The fear which this ancient symbol of death inspires led pirates to adopt it as an emblem upon their black flags and chemists to use it to denote poison. The combination when it appears on tombstones means, “He is dead.”
See yonder flower that scents the air How sweet it blooms How swift it fades! Just such is man in youth how fair How chang’d his form when death invades! Yet fades the flower to bloom again And we shall rise with Christ to reign.
As measured notes of set music we pass in fast or slow marches to the grave.
Gently this spot in solemn silence tread Let none disturb the relics of these dead Their souls have waft themselves to God on high But here all round this stone their bodies lie.
In my Father’s house are many mansions.
It is interesting to note that this skull is accompanied with only one bone.

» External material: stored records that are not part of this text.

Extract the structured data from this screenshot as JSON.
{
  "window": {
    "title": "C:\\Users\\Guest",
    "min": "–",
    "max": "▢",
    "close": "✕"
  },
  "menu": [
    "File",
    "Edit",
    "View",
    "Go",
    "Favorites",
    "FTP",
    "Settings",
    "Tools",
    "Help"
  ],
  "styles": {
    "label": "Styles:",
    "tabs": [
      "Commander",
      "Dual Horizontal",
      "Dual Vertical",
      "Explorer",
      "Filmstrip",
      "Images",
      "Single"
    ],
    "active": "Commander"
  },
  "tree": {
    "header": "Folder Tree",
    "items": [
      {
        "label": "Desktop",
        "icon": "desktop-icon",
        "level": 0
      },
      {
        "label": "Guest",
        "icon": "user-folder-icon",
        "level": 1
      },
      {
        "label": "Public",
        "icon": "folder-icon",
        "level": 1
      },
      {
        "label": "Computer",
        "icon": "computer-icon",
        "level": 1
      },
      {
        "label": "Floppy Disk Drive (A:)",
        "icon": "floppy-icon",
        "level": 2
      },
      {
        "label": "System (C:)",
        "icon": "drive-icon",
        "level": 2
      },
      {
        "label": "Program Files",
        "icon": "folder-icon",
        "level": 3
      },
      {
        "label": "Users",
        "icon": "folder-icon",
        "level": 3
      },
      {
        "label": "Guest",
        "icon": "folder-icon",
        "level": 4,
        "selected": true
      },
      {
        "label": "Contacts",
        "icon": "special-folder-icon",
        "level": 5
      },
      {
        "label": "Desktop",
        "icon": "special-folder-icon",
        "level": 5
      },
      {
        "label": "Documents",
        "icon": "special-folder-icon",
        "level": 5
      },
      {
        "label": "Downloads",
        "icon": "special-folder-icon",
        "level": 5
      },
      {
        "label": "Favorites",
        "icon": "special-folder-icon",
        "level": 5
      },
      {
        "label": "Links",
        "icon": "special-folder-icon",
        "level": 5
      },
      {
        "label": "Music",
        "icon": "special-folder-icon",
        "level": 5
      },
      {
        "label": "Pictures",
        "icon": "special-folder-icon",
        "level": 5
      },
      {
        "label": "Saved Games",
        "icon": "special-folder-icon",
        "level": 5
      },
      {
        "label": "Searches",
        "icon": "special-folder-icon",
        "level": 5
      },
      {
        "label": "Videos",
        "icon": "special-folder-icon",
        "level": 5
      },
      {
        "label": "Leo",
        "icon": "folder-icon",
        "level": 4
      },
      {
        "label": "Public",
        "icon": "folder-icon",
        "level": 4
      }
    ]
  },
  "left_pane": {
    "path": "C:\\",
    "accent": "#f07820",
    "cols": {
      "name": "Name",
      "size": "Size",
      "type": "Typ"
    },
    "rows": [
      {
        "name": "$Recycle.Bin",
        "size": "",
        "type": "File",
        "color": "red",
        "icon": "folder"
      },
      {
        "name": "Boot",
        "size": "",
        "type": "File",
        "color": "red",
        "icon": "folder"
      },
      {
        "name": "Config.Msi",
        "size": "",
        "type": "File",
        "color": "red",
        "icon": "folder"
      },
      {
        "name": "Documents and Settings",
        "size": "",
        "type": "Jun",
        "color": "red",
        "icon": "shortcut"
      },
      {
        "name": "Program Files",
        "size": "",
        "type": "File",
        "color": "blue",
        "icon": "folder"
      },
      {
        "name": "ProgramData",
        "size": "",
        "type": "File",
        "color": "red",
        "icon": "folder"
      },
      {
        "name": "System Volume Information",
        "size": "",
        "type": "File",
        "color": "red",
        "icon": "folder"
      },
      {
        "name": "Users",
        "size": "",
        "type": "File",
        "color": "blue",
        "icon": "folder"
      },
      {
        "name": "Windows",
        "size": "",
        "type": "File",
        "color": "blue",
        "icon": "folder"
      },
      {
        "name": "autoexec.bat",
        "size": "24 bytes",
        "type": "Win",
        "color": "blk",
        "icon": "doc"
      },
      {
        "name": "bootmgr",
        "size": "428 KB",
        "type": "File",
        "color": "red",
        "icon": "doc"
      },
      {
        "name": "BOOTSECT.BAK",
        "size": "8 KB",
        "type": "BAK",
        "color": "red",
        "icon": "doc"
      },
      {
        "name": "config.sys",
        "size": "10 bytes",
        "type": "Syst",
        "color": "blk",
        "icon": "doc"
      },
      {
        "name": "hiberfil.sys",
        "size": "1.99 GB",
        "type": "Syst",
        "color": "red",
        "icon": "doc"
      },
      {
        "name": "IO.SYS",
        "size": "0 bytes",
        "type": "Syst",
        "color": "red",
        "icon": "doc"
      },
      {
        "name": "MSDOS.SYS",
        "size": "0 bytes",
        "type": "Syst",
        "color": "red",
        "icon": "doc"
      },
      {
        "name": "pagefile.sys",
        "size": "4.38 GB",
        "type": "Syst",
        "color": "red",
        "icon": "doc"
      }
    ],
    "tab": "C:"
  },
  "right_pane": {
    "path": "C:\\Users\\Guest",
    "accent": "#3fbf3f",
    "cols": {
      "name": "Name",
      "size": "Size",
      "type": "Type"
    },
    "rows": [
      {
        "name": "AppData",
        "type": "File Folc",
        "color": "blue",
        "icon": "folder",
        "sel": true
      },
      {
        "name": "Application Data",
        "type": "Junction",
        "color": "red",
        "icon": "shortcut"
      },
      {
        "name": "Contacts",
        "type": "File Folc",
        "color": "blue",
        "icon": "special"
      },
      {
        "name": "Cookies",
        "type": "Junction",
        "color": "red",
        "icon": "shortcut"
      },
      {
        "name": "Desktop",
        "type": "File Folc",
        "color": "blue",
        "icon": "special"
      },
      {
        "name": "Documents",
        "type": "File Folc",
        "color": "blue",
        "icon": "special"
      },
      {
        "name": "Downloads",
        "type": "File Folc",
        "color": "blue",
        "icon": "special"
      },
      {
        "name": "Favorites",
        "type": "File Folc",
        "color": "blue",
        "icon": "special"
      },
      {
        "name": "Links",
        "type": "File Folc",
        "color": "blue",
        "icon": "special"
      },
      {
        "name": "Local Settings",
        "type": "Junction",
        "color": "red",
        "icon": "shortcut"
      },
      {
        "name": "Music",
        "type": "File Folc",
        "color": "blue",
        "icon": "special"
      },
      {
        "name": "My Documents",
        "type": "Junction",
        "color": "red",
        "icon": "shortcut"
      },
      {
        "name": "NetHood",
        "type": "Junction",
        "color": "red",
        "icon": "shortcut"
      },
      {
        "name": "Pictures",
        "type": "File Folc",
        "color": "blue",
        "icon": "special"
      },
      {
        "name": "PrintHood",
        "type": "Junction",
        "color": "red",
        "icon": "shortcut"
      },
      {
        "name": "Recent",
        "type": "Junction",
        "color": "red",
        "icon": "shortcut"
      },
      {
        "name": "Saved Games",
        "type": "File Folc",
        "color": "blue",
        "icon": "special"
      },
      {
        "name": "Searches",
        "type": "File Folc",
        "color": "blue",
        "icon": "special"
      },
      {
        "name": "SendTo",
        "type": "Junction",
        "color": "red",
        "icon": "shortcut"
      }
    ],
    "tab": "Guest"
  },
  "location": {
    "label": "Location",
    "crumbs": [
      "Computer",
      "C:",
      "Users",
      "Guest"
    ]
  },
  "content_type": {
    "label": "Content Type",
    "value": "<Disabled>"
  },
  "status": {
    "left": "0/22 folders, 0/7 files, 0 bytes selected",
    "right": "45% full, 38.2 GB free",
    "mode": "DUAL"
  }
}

Curious and puzzling.
Lo! Lost remembrance drops a pious tear And holy friendship stands a mourner here.
This sculptured panel contains only the crossbones, and they are intersected with workman’s tools; a pick, a shovel, and a spade.
Blessed are the dead which die in the Lord They rest from their labours and their works do follow them.
The skull represented here also displays crossed arrows and an hourglass, both of which symbolize mortality.
I am the Resurrection and the Life He that believeth in me though he were dead yet shall he live.
The badly eroded stone displays a dove flying above a skull and represents the resurrection of the soul.
A winged skull symbolizes the ascension into heaven, and the flight of the soul from mortal man.
Sometimes called death’s heads or winged death, it represents the fleeting nature of life and impending death. It was once a common motif on New England tombstones.
80% of the carvings on gravestones in Copps Hill Cemetery, Boston, bear the winged skull symbol.
No flat ring marble rules the traveler here The spot is sacred to affections dear He was in life what artful men pretend Companion, parent, neighbour, Christian, friend. 1802
Hail sweet repose not shall we rest No more with sickness be distressed Here from all sorrows find release Our souls shall dwell in endless peace. 1789
No longer was my life No longer was my breath God called me home in early life Because he thought it best. 1805
Though far from home in distant land My flesh returns to dust In hopes to rise when Jesus calls And dwell among the just. 1808
Life’s painful toils are over Its pilgrimage is ended And to a purer happier shore Her spirit hath ascended. 1808